What’s just as important as making good craft beer? Making sure it is available to the people who want to enjoy it.
Ever since the repeal of Prohibition in 1933, there has been a three-tier system of distribution for alcoholic products in the United States, overseen by the U.S. government.
The first tier is the supplier or producer—in the case of beer, a brewery. The second tier is the distributor or wholesaler, which purchases the product from the supplier, and then sells it to those in the third tier: the retailer—bars, restaurants and stores that sell the delicious products to consumers.
However, a new company is looking to disrupt this 80-plus-year-old distribution paradigm.
Liberation Distribution, aka LibDib, is offering what it calls the first three-tier web-based distribution platform. LibDib creates an opportunity for makers and retailers to work together directly—thus giving restaurants, bars and stores access to a larger variety of boutique craft libations.
Launched on March 22, the San Jose-based company has more than 250 accounts in California thus far, and has moved on to New York.
What prompted you to start LibDib?
It’s really crazy, all of the industry consolidation that’s happening. … I spent 20 years in the wine business, managing wholesalers. … Every year, I would make numbers, but a distributor of mine would go out of business, or they’d get acquired, and then we would be at the bottom of the wrung at a giant distributor. It was like pulling teeth.
I had a little too much to drink one night when I was with my dad, who was my boss at the time. I was working at our family’s winery, and I said, “Ya know, you can’t do this based on the industry’s conditions. How can we be successful?”
When you take control of your own destiny, as a sales person, as a brand—that is when you can be successful. When you have a distributor in between that is beholden to larger companies … (you’re) not going to be top of mind.
My whole goal is to learn how we can facilitate legal three-tier sales. That’s really important: We are part of the three-tier system. But how can we enable small breweries, wineries and distilleries to do business with other small businesses—grocery stores, bars and restaurants—where there are thousands and thousands of them, without a giant company in between?
We built a two-sided web platform. For the maker, what we call our supplier, they can go in and put of all their materials online. … As a distributor, we collect the money. We pay the maker. We pay the taxes. We do all the things we have to do as a distributor. We take half the margin—that’s anywhere from 15 to 20 percent of whatever product you’re talking about. The maker is responsible for delivery.

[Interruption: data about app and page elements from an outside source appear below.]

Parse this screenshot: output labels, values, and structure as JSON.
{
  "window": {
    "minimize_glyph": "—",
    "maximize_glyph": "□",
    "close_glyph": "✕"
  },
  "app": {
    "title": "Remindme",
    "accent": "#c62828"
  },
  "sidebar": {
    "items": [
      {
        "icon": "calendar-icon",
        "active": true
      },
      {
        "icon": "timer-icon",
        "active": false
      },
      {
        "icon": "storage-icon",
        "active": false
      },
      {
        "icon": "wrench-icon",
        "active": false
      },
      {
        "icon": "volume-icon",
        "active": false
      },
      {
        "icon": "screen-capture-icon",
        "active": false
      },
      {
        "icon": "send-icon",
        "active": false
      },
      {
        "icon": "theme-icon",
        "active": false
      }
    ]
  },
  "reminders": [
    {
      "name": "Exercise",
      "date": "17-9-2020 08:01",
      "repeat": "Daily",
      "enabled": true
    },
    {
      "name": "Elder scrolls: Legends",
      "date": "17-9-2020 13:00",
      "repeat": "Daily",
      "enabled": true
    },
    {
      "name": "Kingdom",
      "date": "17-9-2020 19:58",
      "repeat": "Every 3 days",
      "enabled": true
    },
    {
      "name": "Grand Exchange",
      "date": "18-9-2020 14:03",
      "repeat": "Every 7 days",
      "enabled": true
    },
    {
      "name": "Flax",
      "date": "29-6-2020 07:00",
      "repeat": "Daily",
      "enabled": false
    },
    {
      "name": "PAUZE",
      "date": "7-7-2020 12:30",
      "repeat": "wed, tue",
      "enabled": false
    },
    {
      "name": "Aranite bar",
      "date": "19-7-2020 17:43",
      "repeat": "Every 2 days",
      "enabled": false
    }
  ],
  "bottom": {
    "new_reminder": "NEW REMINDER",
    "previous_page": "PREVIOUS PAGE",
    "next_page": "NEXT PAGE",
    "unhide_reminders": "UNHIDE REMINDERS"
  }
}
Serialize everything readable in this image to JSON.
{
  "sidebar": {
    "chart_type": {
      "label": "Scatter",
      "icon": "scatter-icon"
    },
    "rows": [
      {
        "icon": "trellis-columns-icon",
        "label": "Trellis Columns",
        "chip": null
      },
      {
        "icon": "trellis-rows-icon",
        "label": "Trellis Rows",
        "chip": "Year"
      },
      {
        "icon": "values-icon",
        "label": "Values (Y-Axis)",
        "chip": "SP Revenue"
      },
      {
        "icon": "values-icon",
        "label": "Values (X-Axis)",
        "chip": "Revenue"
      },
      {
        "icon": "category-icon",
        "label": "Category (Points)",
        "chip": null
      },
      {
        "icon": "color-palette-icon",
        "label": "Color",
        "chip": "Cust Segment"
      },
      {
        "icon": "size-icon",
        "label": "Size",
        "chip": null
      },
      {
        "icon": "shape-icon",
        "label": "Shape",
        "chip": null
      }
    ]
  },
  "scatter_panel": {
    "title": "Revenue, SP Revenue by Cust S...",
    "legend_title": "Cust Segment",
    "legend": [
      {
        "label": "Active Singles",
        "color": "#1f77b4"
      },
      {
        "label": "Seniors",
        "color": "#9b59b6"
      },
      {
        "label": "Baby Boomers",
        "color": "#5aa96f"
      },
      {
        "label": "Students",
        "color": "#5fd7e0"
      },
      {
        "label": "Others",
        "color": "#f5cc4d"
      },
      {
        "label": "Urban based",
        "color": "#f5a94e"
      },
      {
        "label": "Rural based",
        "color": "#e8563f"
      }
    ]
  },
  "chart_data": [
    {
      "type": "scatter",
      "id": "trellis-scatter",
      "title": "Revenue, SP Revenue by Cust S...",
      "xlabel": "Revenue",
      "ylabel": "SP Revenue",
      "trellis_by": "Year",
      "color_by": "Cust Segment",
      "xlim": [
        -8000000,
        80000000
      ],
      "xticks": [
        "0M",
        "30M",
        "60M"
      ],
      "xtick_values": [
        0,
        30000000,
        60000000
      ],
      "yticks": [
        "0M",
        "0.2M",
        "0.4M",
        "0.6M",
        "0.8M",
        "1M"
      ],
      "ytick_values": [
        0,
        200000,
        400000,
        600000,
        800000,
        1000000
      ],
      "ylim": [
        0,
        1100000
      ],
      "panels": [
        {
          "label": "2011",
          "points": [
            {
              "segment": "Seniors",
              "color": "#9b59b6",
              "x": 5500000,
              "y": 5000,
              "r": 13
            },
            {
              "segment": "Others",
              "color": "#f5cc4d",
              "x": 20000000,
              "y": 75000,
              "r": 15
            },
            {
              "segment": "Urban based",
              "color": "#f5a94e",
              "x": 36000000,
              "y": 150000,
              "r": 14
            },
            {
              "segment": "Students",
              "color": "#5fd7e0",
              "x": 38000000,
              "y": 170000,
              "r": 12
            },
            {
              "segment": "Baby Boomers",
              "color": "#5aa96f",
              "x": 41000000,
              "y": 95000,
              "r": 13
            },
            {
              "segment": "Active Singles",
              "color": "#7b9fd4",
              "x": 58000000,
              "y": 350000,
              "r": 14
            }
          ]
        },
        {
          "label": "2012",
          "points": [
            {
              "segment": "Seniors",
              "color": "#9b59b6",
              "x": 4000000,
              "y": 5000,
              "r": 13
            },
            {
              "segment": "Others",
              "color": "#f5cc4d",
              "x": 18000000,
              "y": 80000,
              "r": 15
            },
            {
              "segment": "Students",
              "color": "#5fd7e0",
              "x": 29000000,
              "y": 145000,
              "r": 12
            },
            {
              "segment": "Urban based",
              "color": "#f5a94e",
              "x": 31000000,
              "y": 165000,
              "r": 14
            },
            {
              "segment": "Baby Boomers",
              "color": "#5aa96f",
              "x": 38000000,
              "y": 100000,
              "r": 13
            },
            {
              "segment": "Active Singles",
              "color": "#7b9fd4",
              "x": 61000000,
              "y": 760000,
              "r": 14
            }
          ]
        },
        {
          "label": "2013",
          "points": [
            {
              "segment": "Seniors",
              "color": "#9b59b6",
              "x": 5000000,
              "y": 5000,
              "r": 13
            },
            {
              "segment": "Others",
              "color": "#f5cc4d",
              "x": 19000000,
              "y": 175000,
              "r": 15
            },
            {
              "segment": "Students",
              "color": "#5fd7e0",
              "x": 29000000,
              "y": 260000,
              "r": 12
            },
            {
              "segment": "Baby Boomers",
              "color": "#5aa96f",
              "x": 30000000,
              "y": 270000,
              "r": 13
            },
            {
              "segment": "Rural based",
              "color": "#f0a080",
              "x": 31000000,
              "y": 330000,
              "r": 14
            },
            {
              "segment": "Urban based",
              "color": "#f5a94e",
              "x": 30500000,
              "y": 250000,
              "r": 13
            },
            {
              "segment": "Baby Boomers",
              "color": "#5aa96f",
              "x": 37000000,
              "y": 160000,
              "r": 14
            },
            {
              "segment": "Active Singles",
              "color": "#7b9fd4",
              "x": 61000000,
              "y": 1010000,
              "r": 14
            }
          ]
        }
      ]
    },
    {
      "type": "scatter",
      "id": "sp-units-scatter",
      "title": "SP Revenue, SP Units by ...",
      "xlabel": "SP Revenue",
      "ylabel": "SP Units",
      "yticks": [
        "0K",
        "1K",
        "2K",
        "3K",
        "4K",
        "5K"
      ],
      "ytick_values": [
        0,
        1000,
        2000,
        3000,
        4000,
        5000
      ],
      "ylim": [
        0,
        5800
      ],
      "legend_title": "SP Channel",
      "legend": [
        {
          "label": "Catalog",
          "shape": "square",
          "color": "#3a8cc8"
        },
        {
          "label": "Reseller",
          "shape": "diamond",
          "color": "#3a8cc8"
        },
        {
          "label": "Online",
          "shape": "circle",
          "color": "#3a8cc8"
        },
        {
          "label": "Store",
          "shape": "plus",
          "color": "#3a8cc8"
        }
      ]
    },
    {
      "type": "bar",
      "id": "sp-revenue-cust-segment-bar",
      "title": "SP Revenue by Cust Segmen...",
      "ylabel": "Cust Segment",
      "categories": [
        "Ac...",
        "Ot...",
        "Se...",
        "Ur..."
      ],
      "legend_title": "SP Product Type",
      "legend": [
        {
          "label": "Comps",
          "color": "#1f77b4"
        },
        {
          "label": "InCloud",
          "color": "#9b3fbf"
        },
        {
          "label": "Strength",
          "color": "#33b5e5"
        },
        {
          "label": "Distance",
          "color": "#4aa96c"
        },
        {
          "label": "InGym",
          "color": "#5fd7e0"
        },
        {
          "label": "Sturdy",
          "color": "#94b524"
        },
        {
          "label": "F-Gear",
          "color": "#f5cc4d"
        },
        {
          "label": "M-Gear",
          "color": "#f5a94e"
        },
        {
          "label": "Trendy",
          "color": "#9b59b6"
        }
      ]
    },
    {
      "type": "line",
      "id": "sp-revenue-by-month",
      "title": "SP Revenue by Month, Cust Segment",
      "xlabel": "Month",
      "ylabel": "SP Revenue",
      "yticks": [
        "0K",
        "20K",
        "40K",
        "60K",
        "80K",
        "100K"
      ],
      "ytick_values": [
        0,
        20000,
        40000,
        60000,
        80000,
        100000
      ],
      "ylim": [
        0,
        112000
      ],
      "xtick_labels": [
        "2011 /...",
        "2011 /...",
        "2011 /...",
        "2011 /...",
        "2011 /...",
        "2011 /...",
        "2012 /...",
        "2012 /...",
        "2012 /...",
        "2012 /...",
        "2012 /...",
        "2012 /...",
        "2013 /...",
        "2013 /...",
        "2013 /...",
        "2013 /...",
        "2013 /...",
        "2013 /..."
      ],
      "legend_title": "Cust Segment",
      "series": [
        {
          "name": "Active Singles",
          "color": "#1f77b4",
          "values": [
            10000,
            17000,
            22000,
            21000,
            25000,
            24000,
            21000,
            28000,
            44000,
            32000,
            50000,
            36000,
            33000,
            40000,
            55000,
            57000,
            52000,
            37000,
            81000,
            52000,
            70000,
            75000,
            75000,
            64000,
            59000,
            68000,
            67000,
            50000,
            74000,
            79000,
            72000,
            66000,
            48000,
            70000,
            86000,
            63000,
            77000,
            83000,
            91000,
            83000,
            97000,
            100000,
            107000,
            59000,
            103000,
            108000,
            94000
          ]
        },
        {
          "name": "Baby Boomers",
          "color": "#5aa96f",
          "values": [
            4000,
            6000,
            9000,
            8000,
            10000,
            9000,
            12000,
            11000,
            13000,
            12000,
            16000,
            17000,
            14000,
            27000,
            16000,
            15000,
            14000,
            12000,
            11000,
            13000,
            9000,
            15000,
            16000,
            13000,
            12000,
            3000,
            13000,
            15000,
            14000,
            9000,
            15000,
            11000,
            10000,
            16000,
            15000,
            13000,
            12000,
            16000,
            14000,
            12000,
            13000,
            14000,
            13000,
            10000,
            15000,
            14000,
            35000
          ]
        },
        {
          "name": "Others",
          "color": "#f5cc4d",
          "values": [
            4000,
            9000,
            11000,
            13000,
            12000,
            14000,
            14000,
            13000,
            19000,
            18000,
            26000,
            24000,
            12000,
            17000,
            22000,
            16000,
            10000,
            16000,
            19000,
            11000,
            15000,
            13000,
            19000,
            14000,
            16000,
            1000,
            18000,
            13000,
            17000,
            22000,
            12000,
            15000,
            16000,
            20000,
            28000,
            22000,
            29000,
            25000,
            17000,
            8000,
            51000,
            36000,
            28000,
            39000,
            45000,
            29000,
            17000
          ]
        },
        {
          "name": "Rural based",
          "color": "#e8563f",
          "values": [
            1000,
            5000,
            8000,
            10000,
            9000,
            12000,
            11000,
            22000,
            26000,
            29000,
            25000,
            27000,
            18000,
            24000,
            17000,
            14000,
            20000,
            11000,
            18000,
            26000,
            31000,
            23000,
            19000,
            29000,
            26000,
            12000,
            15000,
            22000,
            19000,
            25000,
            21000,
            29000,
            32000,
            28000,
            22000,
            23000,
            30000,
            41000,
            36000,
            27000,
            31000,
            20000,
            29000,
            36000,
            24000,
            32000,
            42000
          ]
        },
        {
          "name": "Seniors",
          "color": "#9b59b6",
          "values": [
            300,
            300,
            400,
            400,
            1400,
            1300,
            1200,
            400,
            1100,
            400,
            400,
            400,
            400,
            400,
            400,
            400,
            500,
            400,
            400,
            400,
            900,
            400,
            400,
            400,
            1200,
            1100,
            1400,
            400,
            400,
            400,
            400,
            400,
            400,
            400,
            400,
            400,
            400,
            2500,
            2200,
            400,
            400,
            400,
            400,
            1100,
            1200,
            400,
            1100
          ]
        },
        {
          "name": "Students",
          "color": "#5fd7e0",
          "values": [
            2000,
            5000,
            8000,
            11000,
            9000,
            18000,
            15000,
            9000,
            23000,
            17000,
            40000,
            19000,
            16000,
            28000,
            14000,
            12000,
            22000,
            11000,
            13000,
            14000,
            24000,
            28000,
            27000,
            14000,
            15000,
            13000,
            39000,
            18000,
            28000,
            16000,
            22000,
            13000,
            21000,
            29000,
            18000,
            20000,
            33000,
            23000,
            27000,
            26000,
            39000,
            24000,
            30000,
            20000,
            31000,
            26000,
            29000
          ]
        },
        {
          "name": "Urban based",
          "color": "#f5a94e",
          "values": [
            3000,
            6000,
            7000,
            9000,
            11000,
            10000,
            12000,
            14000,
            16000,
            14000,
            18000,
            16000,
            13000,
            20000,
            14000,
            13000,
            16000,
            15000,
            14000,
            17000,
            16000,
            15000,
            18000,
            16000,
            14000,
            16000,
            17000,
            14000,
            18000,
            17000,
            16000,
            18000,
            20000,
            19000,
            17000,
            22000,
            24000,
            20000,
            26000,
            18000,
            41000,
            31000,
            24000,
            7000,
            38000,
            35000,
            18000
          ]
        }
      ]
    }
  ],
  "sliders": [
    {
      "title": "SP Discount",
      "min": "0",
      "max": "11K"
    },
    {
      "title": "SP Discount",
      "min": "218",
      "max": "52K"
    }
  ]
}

It’s been really interesting so far. A couple of the breweries that we have, they were self-distributing. But now we’ve kind of brought them back into the three-tier system, because we’re taking care of a lot of the things that they don’t want to do: They want to go out and sell their brand. They want to make their beer. But they don’t want to collect. They don’t want to invoice. … We’re trying to make it easier for those guys, and we’re making it easier for the account side, because the accounts like to carry small-production craft products. But they don’t want to write 100 checks every month.
Small craft products don’t necessarily fit with the current model of distributors. (Distributors) are not going to make enough money on your brand, so why would they care? In working with us, you can have that direct fulfillment, but then still have the backend of the distributor—with one invoice and one check.
So, in essence, brewers are saving money and are able to get into more locations, without having to do the self-distribution work.
Exactly. A lot of breweries want to fulfill, because they want to have that complete control—over the temperature, over everything. But they don’t necessarily want to do all the other stuff the distributor does.
What’s your biggest group so far? Would it be restaurants, or bars, or retailers?
So far, it’s bars and bottle shops. We’re working on a couple of big deals. There’s a stadium that’s interested in working with us and having us get 15 or 20 taps—just totally unique, small-craft-beer stuff.
Have distribution companies taken notice yet?
Yes! I was very nervous about the wine and spirits folks, that they may not be happy about this. But for the most part, they’ve been pretty accepting. They recognize that with this consolidation, their bread and butter is their bigger suppliers. … Some of the little guys take away their time and effort from where they really make their money, so they like the idea.
How do you think you may ultimately affect the big beer buyouts? (Many small brewery owners are citing distribution struggles in their decisions to sell.)
There are so many small companies that need help with their distribution. I’m going after what I call the long tail of the industry—the (breweries) that couldn’t get distribution, even if they wanted it.
This is a totally different vertical, but do you consider yourself to be in any way similar to Airbnb?
In terms of posting your things once, and having people from all over the world able to see it, yes. It’s definitely like the Airbnb of alcohol distribution. It’s funny: (Venture capitalists) around here will tell us, “Don’t tell us you’re the Airbnb of anything.” But it gives people an idea. You can go in; you post your product; and buyers can see it and purchase it legally.